Most of us architects love to design new buildings—we get to shape the mass, the light, the experience, we get to create an architectural expression as true to our ideals as possible. But in a place like Chicago, or really any metro area, that opportunity is less common than remodels, the incremental upgrades people make to existing buildings.
According to Architecture 2030, Buildings generate nearly 40% of annual global GHG emissions, and approximately two-thirds of the building area that exists today will still exist in 2050. If we want to achieve the goals of the Paris Accord, we have to radically reduce the energy consumption of our existing building stock. The good news is that this can be done hand-in-hand with interior remodels that update spaces to modern uses, increase use of natural light, and improve the indoor environmental health for occupants. It can also be done in conjunction with exterior remodels like siding retrofits—tighten up the sheathing and add insulation, THEN apply siding! The bad news is that this is more expensive than a cheap flip or band-aid solution, so it’s rare; and every building that’s patched up to limp along for the next 15-20 years will be consuming too much and not doing as much good for its occupants. Speculative real estate in the market of older buildings is a real problem for the climate—there is no incentive for developers to invest in performance upgrades. This is a problem policy should address.
But I see a positive path forward in two phases: first, long-term energy savings can offset first cost upgrades, often leading to a cash-flow-neutral status compared to lesser performance; for owner-occupants, this can make a lot of sense, but they have to take a long view. Again, the cheap flip or developer-build is not aligned with this approach; it won’t pay back immediately, but in 5-10 years. Second, it’s inevitable that property tax credits, carbon tax, and other financial incentives will give owners the push needed to accelerate adoption of carbon-reduction strategies. I believe municipalities should start with a Climate Action Plan; here in the upper Midwest it will quickly become evident that energy efficiency upgrades will be an early, necessary step, so incentivizing them is important.
While there are general principles of energy retrofits (air sealing, insulation, efficient appliances, etc.), each building is different, so there won’t be a one-size-fits-all approach. Each building’s structural condition, site condition, moisture load, HVAC system, will need to be analyzed, and the solution custom-tailored. Each building will require significant skilled labor to do the weatherization work and testing/verification; these realities mean that local jobs will be created. The sooner this path is taken, the sooner people start saving money by living more comfortably while creating local jobs. And if they hire good architects, they improve beauty and function at the same time!
For those of us trying to radically push energy efficiency ahead, a strong incentive program can be a blessing. That’s what we now have with the Illinois Clean Energy Community Foundation. Their Net Zero Energy Building Program provides grant money to non-profits, local governments, and colleges/universities undertaking building to site net zero, typically through Passive House or Net Zero/ILFI Certification.
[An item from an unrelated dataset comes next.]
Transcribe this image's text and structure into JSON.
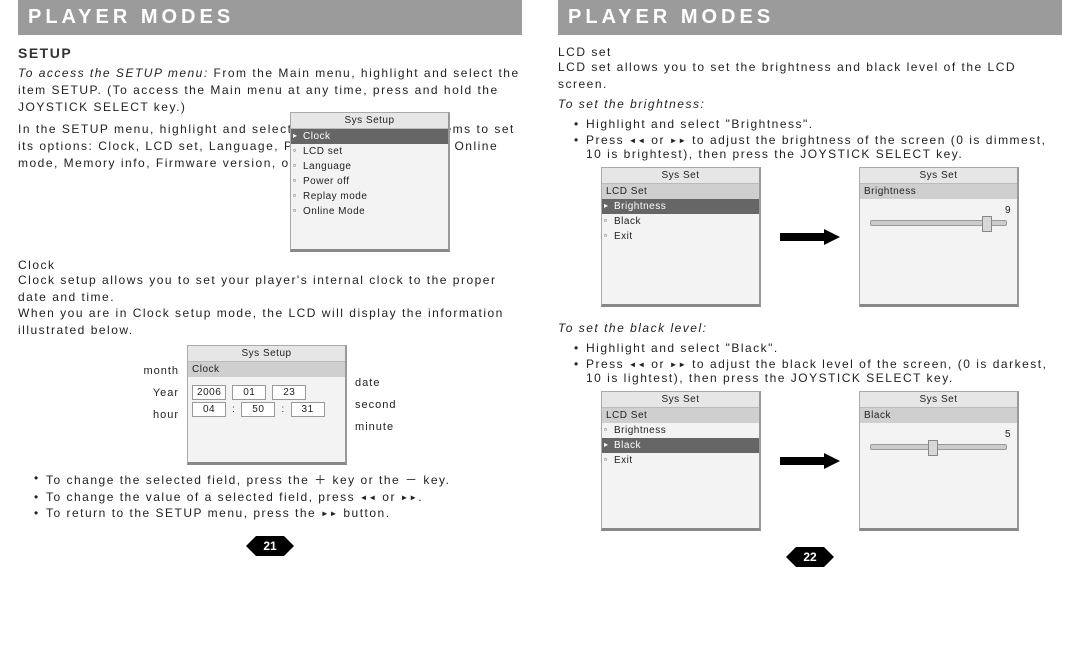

Years ago they would provide funding for LEED projects, but as LEED became more common and the need for energy efficiency more urgent (and attainable!), they raised the bar from LEED to Zero Energy. This is huge—we are seeing an amazing increase in PHIUS buildings: aside from our Park District project, there are at least three other schools and park buildings in construction or design as I write this. Given that the only other PHIUS certified projects in the area at this time of writing are our TBDA designed ones and one affordable multifamily project (Tierra Linda), this is a big deal. It’s also a bit worrisome: for the designers and contractors taking this on for the first time, there will be lessons learned and probably some bumps in the road, just as we’ve had on our projects.
To put this into perspective: we just received grant approval for our Carroll Center project, a retrofit and addition for a park district building that will accommodate preschool, after-school, and adult class programming. It’s about a $1.7M build, and the grant of about $577,000 covers the complexity of the retrofit construction (a gut rehab to eliminate thermal bridges, add insulation, replace windows, and redo mechanical systems), upgrade the new addition to Passive, and cover the certification costs (for energy modeling, rater work, and PHIUS review and certification). Without the grant, the park district would not have been able to justify the costs. So, a big thank you to ICECF!
The Passive House Institute US reviews the metrics and rationale of their standard on a three-year cycle. PHIUS+ 2018 was announced at the Passive House Conference in Boston this September, and I find it a brilliant and positive advancement.
Keep in mind that the Passive House Standard prioritizes energy conservation, so its main measure is the annual and peak consumption of space conditioning (how long and hard the mechanical system needs to work). When PHIUS+ 2015 was announced, it was noted that the space conditioning metrics were set so that the amount of insulation required to meet the standard would be beyond the cost-optimized amount; the 2015 standard was pushing hard on passive conservation. (more…)